### Task to complete
The expected output is every entry that follows, reproduced exactly.

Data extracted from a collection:
- - -

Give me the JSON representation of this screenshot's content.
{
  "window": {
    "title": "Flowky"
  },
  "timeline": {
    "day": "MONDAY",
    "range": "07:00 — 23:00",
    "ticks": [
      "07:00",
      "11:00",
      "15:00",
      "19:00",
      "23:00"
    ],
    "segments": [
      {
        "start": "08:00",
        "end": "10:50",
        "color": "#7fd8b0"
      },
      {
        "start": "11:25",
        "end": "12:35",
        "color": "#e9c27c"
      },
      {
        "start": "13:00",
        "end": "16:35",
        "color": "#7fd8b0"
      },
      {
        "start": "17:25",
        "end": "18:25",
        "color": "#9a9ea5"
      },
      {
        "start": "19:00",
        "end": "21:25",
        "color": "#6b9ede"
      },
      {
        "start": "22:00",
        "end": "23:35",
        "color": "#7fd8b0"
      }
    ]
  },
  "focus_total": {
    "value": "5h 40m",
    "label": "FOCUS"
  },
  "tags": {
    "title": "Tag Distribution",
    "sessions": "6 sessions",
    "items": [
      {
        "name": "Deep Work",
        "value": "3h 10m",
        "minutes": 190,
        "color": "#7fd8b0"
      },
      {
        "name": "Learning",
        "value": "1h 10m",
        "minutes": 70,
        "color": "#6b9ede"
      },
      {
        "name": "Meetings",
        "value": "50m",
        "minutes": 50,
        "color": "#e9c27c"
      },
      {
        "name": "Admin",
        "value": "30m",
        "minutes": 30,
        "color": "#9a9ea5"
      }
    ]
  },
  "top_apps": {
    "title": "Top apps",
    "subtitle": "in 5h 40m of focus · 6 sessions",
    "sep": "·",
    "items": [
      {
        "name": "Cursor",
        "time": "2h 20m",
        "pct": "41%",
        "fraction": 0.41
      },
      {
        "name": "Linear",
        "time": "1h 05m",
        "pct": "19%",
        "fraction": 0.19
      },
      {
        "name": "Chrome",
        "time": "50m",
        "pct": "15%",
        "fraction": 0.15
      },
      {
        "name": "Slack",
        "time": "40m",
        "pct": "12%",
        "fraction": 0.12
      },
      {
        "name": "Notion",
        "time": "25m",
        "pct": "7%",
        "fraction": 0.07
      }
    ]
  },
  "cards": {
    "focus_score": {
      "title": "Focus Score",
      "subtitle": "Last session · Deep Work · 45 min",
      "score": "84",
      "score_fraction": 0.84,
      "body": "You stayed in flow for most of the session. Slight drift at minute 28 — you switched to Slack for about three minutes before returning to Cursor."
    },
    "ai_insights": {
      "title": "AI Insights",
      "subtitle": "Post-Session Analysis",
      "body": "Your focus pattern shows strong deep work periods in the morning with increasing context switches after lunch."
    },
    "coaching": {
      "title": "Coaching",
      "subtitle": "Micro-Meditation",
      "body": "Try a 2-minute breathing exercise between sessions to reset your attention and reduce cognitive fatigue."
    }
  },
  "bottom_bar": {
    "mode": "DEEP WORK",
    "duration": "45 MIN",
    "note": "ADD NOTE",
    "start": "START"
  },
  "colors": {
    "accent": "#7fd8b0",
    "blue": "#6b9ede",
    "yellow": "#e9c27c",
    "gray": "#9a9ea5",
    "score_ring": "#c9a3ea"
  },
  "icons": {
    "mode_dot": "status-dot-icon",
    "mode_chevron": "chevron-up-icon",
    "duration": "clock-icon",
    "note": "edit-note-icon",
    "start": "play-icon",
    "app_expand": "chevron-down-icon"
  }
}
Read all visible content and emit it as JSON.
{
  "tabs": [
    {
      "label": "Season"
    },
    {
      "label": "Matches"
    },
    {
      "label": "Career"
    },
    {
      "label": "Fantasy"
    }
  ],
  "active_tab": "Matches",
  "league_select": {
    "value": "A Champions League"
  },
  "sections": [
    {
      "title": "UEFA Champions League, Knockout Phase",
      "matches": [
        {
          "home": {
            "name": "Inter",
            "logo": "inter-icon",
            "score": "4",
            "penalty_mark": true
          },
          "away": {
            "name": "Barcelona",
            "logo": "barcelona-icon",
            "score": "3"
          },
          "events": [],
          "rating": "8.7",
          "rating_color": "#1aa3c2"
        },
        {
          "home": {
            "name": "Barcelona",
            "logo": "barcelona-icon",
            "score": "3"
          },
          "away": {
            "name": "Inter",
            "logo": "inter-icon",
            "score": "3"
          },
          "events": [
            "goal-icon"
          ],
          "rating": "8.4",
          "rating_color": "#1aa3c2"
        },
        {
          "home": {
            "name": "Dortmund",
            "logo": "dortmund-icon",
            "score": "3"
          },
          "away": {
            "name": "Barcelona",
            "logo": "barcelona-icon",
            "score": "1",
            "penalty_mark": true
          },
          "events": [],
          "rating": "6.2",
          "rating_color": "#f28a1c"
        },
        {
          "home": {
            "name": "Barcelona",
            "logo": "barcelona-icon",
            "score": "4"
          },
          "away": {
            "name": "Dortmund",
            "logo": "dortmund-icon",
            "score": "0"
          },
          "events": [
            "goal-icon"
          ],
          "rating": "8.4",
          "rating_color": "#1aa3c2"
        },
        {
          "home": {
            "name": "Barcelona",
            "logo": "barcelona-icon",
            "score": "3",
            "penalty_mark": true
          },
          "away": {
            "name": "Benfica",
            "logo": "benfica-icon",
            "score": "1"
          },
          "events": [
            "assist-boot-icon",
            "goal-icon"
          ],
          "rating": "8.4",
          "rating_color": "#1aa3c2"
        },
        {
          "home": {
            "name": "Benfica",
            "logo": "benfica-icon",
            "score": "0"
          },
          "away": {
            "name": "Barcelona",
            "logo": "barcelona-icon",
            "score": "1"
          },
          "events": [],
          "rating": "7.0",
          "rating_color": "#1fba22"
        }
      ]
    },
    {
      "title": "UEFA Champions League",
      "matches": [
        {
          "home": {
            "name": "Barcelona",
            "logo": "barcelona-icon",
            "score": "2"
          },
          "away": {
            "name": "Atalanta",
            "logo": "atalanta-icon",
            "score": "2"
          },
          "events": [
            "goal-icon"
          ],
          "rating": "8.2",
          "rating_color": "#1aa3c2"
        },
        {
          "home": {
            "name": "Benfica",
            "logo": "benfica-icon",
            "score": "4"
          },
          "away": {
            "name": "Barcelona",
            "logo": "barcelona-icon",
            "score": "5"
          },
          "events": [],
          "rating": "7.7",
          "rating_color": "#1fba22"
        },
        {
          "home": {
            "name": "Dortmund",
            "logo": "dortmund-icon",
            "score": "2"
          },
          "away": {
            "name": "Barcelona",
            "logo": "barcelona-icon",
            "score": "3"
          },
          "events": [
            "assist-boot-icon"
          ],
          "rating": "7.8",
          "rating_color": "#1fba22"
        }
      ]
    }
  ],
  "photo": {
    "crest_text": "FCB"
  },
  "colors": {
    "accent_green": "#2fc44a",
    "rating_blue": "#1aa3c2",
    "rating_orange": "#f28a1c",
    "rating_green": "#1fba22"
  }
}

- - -

### The answer
Give me the JSON representation of this screenshot's content.
{
  "window": {
    "title": "Flowky"
  },
  "timeline": {
    "day": "MONDAY",
    "range": "07:00 — 23:00",
    "ticks": [
      "07:00",
      "11:00",
      "15:00",
      "19:00",
      "23:00"
    ],
    "segments": [
      {
        "start": "08:00",
        "end": "10:50",
        "color": "#7fd8b0"
      },
      {
        "start": "11:25",
        "end": "12:35",
        "color": "#e9c27c"
      },
      {
        "start": "13:00",
        "end": "16:35",
        "color": "#7fd8b0"
      },
      {
        "start": "17:25",
        "end": "18:25",
        "color": "#9a9ea5"
      },
      {
        "start": "19:00",
        "end": "21:25",
        "color": "#6b9ede"
      },
      {
        "start": "22:00",
        "end": "23:35",
        "color": "#7fd8b0"
      }
    ]
  },
  "focus_total": {
    "value": "5h 40m",
    "label": "FOCUS"
  },
  "tags": {
    "title": "Tag Distribution",
    "sessions": "6 sessions",
    "items": [
      {
        "name": "Deep Work",
        "value": "3h 10m",
        "minutes": 190,
        "color": "#7fd8b0"
      },
      {
        "name": "Learning",
        "value": "1h 10m",
        "minutes": 70,
        "color": "#6b9ede"
      },
      {
        "name": "Meetings",
        "value": "50m",
        "minutes": 50,
        "color": "#e9c27c"
      },
      {
        "name": "Admin",
        "value": "30m",
        "minutes": 30,
        "color": "#9a9ea5"
      }
    ]
  },
  "top_apps": {
    "title": "Top apps",
    "subtitle": "in 5h 40m of focus · 6 sessions",
    "sep": "·",
    "items": [
      {
        "name": "Cursor",
        "time": "2h 20m",
        "pct": "41%",
        "fraction": 0.41
      },
      {
        "name": "Linear",
        "time": "1h 05m",
        "pct": "19%",
        "fraction": 0.19
      },
      {
        "name": "Chrome",
        "time": "50m",
        "pct": "15%",
        "fraction": 0.15
      },
      {
        "name": "Slack",
        "time": "40m",
        "pct": "12%",
        "fraction": 0.12
      },
      {
        "name": "Notion",
        "time": "25m",
        "pct": "7%",
        "fraction": 0.07
      }
    ]
  },
  "cards": {
    "focus_score": {
      "title": "Focus Score",
      "subtitle": "Last session · Deep Work · 45 min",
      "score": "84",
      "score_fraction": 0.84,
      "body": "You stayed in flow for most of the session. Slight drift at minute 28 — you switched to Slack for about three minutes before returning to Cursor."
    },
    "ai_insights": {
      "title": "AI Insights",
      "subtitle": "Post-Session Analysis",
      "body": "Your focus pattern shows strong deep work periods in the morning with increasing context switches after lunch."
    },
    "coaching": {
      "title": "Coaching",
      "subtitle": "Micro-Meditation",
      "body": "Try a 2-minute breathing exercise between sessions to reset your attention and reduce cognitive fatigue."
    }
  },
  "bottom_bar": {
    "mode": "DEEP WORK",
    "duration": "45 MIN",
    "note": "ADD NOTE",
    "start": "START"
  },
  "colors": {
    "accent": "#7fd8b0",
    "blue": "#6b9ede",
    "yellow": "#e9c27c",
    "gray": "#9a9ea5",
    "score_ring": "#c9a3ea"
  },
  "icons": {
    "mode_dot": "status-dot-icon",
    "mode_chevron": "chevron-up-icon",
    "duration": "clock-icon",
    "note": "edit-note-icon",
    "start": "play-icon",
    "app_expand": "chevron-down-icon"
  }
}
Read all visible content and emit it as JSON.
{
  "tabs": [
    {
      "label": "Season"
    },
    {
      "label": "Matches"
    },
    {
      "label": "Career"
    },
    {
      "label": "Fantasy"
    }
  ],
  "active_tab": "Matches",
  "league_select": {
    "value": "A Champions League"
  },
  "sections": [
    {
      "title": "UEFA Champions League, Knockout Phase",
      "matches": [
        {
          "home": {
            "name": "Inter",
            "logo": "inter-icon",
            "score": "4",
            "penalty_mark": true
          },
          "away": {
            "name": "Barcelona",
            "logo": "barcelona-icon",
            "score": "3"
          },
          "events": [],
          "rating": "8.7",
          "rating_color": "#1aa3c2"
        },
        {
          "home": {
            "name": "Barcelona",
            "logo": "barcelona-icon",
            "score": "3"
          },
          "away": {
            "name": "Inter",
            "logo": "inter-icon",
            "score": "3"
          },
          "events": [
            "goal-icon"
          ],
          "rating": "8.4",
          "rating_color": "#1aa3c2"
        },
        {
          "home": {
            "name": "Dortmund",
            "logo": "dortmund-icon",
            "score": "3"
          },
          "away": {
            "name": "Barcelona",
            "logo": "barcelona-icon",
            "score": "1",
            "penalty_mark": true
          },
          "events": [],
          "rating": "6.2",
          "rating_color": "#f28a1c"
        },
        {
          "home": {
            "name": "Barcelona",
            "logo": "barcelona-icon",
            "score": "4"
          },
          "away": {
            "name": "Dortmund",
            "logo": "dortmund-icon",
            "score": "0"
          },
          "events": [
            "goal-icon"
          ],
          "rating": "8.4",
          "rating_color": "#1aa3c2"
        },
        {
          "home": {
            "name": "Barcelona",
            "logo": "barcelona-icon",
            "score": "3",
            "penalty_mark": true
          },
          "away": {
            "name": "Benfica",
            "logo": "benfica-icon",
            "score": "1"
          },
          "events": [
            "assist-boot-icon",
            "goal-icon"
          ],
          "rating": "8.4",
          "rating_color": "#1aa3c2"
        },
        {
          "home": {
            "name": "Benfica",
            "logo": "benfica-icon",
            "score": "0"
          },
          "away": {
            "name": "Barcelona",
            "logo": "barcelona-icon",
            "score": "1"
          },
          "events": [],
          "rating": "7.0",
          "rating_color": "#1fba22"
        }
      ]
    },
    {
      "title": "UEFA Champions League",
      "matches": [
        {
          "home": {
            "name": "Barcelona",
            "logo": "barcelona-icon",
            "score": "2"
          },
          "away": {
            "name": "Atalanta",
            "logo": "atalanta-icon",
            "score": "2"
          },
          "events": [
            "goal-icon"
          ],
          "rating": "8.2",
          "rating_color": "#1aa3c2"
        },
        {
          "home": {
            "name": "Benfica",
            "logo": "benfica-icon",
            "score": "4"
          },
          "away": {
            "name": "Barcelona",
            "logo": "barcelona-icon",
            "score": "5"
          },
          "events": [],
          "rating": "7.7",
          "rating_color": "#1fba22"
        },
        {
          "home": {
            "name": "Dortmund",
            "logo": "dortmund-icon",
            "score": "2"
          },
          "away": {
            "name": "Barcelona",
            "logo": "barcelona-icon",
            "score": "3"
          },
          "events": [
            "assist-boot-icon"
          ],
          "rating": "7.8",
          "rating_color": "#1fba22"
        }
      ]
    }
  ],
  "photo": {
    "crest_text": "FCB"
  },
  "colors": {
    "accent_green": "#2fc44a",
    "rating_blue": "#1aa3c2",
    "rating_orange": "#f28a1c",
    "rating_green": "#1fba22"
  }
}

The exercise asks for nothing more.